Rio Tinto has become the first mining company to be given certification by the Responsible Jewellery Council (RJC).
Rio Tinto is a member of the RJC and helps to fund it. So there is a big question mark over the Council’s independence.
The certificate was awarded under dubious circumstances. Rio Tinto did not go through an audit and certification process before being accepted as the provider of the metals for the 2012 Olympic medals. It looks as though RJC has now rushed through an audit to ensure certification in time for the Olympics.
London Mining Network has written to the RJC to object.
Open letter from London Mining Network
to Michael Rae, CEO, The Responsible Jewellery Council,
First Floor, Dudley House, 34-38 Southampton Street,
London WC2E 7HF.
18 July 2012
Dear Mr Rae,
We have learnt with dismay that the Responsible Jewellery Council (RJC) has now certified Rio Tinto as a responsible and ethical supplier of diamonds, gold and silver, and that the RJC’s audit of Rio Tinto’s operations included its Kennecott Utah subsidiary’s Bingham Canyon mine near Salt Lake City.
The RJC must surely be aware of the number of accusations against Rio Tinto for its operations around the world, and specifically the well-publicised allegations made by Utah Physicians for a Healthy Environment and Utah Moms for Clean Air about the impact of the company’s Bingham Canyon operations on human health.
It seems extraordinary to us that an operation which is the subject of a pending lawsuit for air quality violations should be considered worthy of approval by the RJC.
Equally extraordinary is the limitation of the RJC’s audit to particular mines without taking into account the context of Rio Tinto’s global operations, which include, among many other matters of grave concern: · problems with potentially excessive use of water, dust pollution, destruction of fragile ecosystems, violation of Indigenous Peoples’ rights, destruction of local livelihoods, tax arrangements disadvantageous to the Mongolian people, and poor labour practices including sexual harassment of female workers, at its Oyu Tolgoi operations in Mongolia; · a recent history of worker lockouts at Alma, Quebec and Boron, California, as well as a longer history of poor labour relations; · at the Grasberg copper-gold mine in West Papua, violations of Indigenous Peoples’ rights, complicity in human rights violations and militarisation, and environmental destruction so bad that the Norwegian Government’s Sovereign Pension Fund disinvested from the company; · a record of serious human rights violations and criminality, including rape by company officials, and a legacy of dangerous environmental contamination at its now-closed Kelian Gold Mine in Kalimantan, Indonesia; · conflict with local communities over pollution and destruction of livelihoods in Madagascar and Mozambique; · concern over Rio Tinto’s latest diamond play at Bunder in India; · and conflict with Indigenous communities over mines or proposed mines in Australia, Colombia and the USA.
We are disturbed that a body of which Rio Tinto is a member, and which it helps fund, was given the responsibility for auditing Rio Tinto’s operations, as there is a clear conflict of interest involved, and the RJC cannot be considered truly independent of the company being investigated.
We would welcome a public statement from RJC explaining the process followed in this audit and the criteria used in coming to conclusions.

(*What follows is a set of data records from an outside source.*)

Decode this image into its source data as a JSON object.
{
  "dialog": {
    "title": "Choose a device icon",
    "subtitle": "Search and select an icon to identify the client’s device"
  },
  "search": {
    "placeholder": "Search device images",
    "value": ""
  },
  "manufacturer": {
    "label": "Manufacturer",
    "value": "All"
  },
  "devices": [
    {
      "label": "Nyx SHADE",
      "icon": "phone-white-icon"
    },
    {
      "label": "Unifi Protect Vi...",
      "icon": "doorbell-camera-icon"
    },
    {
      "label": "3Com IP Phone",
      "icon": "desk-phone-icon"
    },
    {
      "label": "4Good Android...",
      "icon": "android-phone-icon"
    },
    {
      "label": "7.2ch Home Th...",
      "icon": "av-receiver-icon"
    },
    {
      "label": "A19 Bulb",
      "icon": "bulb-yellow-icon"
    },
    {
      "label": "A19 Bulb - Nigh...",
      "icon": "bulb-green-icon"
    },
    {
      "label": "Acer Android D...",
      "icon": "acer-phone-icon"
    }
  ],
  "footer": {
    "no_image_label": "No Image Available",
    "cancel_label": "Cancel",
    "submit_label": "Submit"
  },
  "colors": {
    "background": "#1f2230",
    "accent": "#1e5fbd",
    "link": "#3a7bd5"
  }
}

How are RJC’s risk and sustainability assessments constructed and how are they resourced? How much weight is given to the company’s own statements and how much genuinely independent investigation is undertaken?
We would also welcome an explanation from the RJC of why the many serious allegations against the company have been ignored and certification given despite the weight of evidence that all is not well.
Yours sincerely,
Richard Solly, Co-ordinator, London Mining Network.